Before the war, Tayo's greatest grievance is his mixed heritage. His mother's dalliance with a white man, which led to Tayo's birth, causes great shame for her family—particularly for Auntie, who never lets Tayo forget that he doesn't quite belong. During his childhood, Auntie keeps Tayo and Rocky separate, leaving Tayo in cultural isolation. He doesn't learn the old stories, language, or traditions until Betonie, a medicine man also of mixed heritage, teaches him after the war. Tayo is pushed further into white-dominated culture during the war when he fights for an America that doesn't respect him. Emotionally wounded, Tayo receives treatment in a white hospital and is pumped full of drugs, never exploring how his experiences relate to a wider story. Despite being told that native medicine is hokum, it isn't until Tayo reconnects to his native stories and understands the pain of humanity, not just himself as an individual, that he is healed.
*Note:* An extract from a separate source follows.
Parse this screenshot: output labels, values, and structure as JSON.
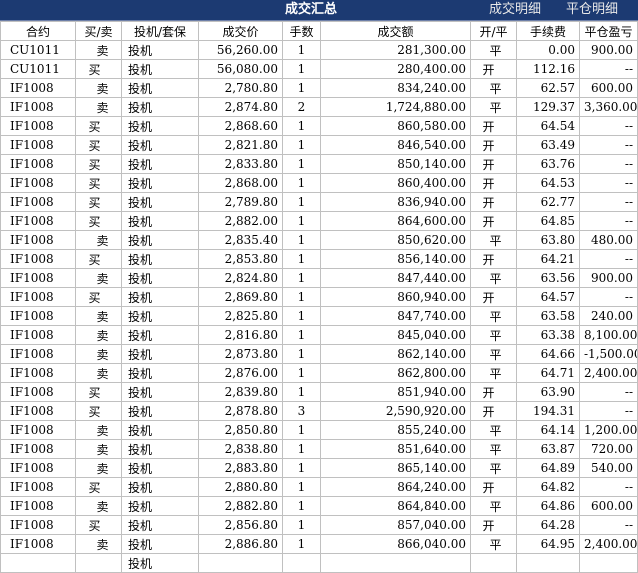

Culture clash doesn't just affect individuals like Tayo, it affects the entire Native American community. Since European settlers first stepped foot on Native American land, their cultures have clashed. Ceremony shows how little cultural awareness has changed white America, as Native Americans continue to be exploited. Forced to live on reservations because they have lost the rest of their land to white men who build ranches, pen animals, and mine for uranium, tribes such as the Lagunas are forced into poverty. Enticed to bigger cities such as Gallup with the promise of good jobs, Native Americans are discriminated against during hiring, given paltry wages, and treated poorly by their employers. At the same time, Native American children are forced to attend Indian schools where they are taught that their cultural practices, stories, beliefs, and traditions are "superstition" and that if they want to excel in the world, they must trust science. This clash is best exemplified by Rocky's response to Josiah's plan to breed a drought-resistant strain of cattle, scoffing that Native Americans "never knew what they were doing." The continued exploitation of Native American people is seen in the use and abuse of Native American soldiers in the war, and most notably in the Gallup ceremony dances, which entice tourists from around the country to view Native American "traditions" as entertainment, while ignoring the hardship and suffering of actual Native American people in the city.